The Binge-Eating Stigma


By Lisa Autz

Photo courtesy of Wikimedia Commons.

When Netflix released an all-you-can-eat buffet of complete seasons for shows such as House of Cards and Orange Is the New Black many happily immersed themselves into the new binge-watching culture. This growing practice of overdoing it has not surprisingly infiltrated our lives in more ways than just our entertainment consumption.

According to the National Eating Disorder Association (NEDA), Binge-eating disorder (BED) is one of the most common types of eating disorders today and has been recently added to the Diagnostic and Statistical Manual of Mental Disorders in 2013.

The medical disorder is characterized by the continuous overconsumption of eating in a short period of time with episodes in feeling a lack of control, and marked by a reoccurring distress which would occur, on average, in individuals at least once a week for over three months.

BED is one that begins with body image according to Leora Fulvio, a psychotherapist specialized in eating disorders and the author of Reclaiming Yourself From Binge Eating: A Step-by-Step Guide to Healing.

Fulvio spoke with BTR on the recipe for such a disorder and how it is really a compensation mechanism for people who are often dealing or have dealt with trauma.

Those afflicted by the disorder have this sense that “My life is never going to be okay and I’m never going to be okay and then the food starts to become a drug,” says Fulvio. “The food becomes symbolic and the process in eating becomes about losing hope and feeling so lost.”

She continues to remark on how the accessibility of heavily processed food is also a contributing factor, saying that people are usually addicted to foods like chips, which have become so processed that they are chemically addictive substances.

Across the nation, binge-eating affects every race, ethnic group, and socio-economic status, yet only 57 percent of those with BED ever receive treatment. Many of whom are men who make up 40 percent of those with BED.

Still, our perception of eating disorders is usually reduced to a severely thin, young, white woman looking at herself distorted in a mirror; but that image is not an accurate portrayal of the great diversity of victims, both male and female, that suffer from a very complex disorder.

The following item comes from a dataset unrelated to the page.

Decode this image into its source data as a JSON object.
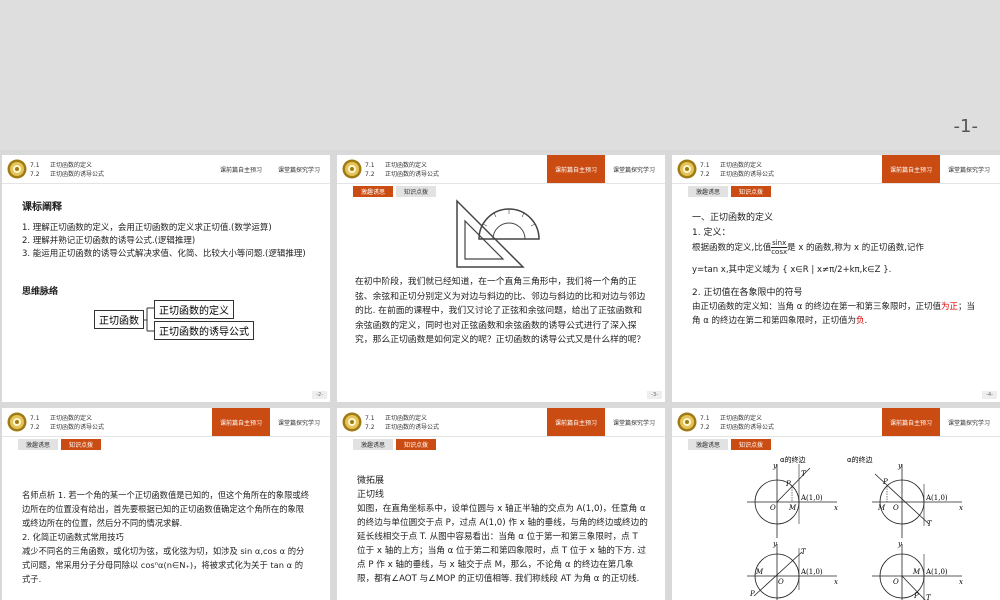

Author, speaker, and consultant at NEDA, Claire Mysko, sat down with BTR to discuss how the media stereotypes eating disorders and how it adds to the stigma for men and others to receive treatment.

“It’s difficult for those struggling with the disorder because they don’t feel themselves represented,” says Mysko. “You see the extremes of anorexia in our culture but there is a full spectrum of eating disorders.”

Thinking of binge-eating in such a monochrome way also leads to an unawareness of the disorder in the first place. The result is men, in particular, continue to view the disorder as a “women’s issue” and fail to respond to the fault within themselves, Mysko adds.

A man claiming a dissatisfaction with his body or just seeking psychological help in general faces higher levels of gender role conflict against traditional masculine ideals, according to NEDA. And as with the media obsession with the perfect female body, men are now falling on too-high expectations for an unattainable muscular physique.

Mysko’s work at NEDA involves overseeing, a website that launched in 2011 with a goal of creating social activism in teens to change those exact warped media perceptions. Within Proud2BMe today is a community specifically for young people suffering from eating disorders that want to create a culture that does not facilitate their own problematic experience in others.

Benjamin O’Keefe, an actor, activist, and ambassador at, shared his story with BTR on his struggle to defy gender stereotypes and how it ultimately allowed him to get the help he needed.

“I felt like I couldn’t reach out for help because people wouldn’t respect me if I did,” says O’Keefe. “The resources online, as well, were all in pink and purple and weren’t telling me that what I was going through was something other men were going through too.”

Those at worked towards creating a gender-neutral site where all those that were suffering could voice themselves on the various forums and initiate real social changes in areas they felt it was needed.

O’Keefe, for example, took the shame and disrespect from coming out with anorexia and honed his voice into a campaign against Abercrombie & Fitch’s refusal to produce plus-size clothing.

The controversial comments by the CEO of the teen-targeted clothing company has described his clothing as for the “cool kids” and that plus-size clothing was not part of that demographic. O’Keefe then teamed up with NEDA in May 2013 to create a campaign urging the company to provide clothing for the real sizes of women in America.

After a year of negotiation, the company finally produced a size 14 and X-large sizes for its women’s wear.

“We got a company to change their line of clothing and hopefully their line of thinking,” says O’Keefe, who collected over 74,000 signatures on his petition. “We all have a story to share and even though sharing that story could be difficult, you then have the power to make a change to someone else’s story.”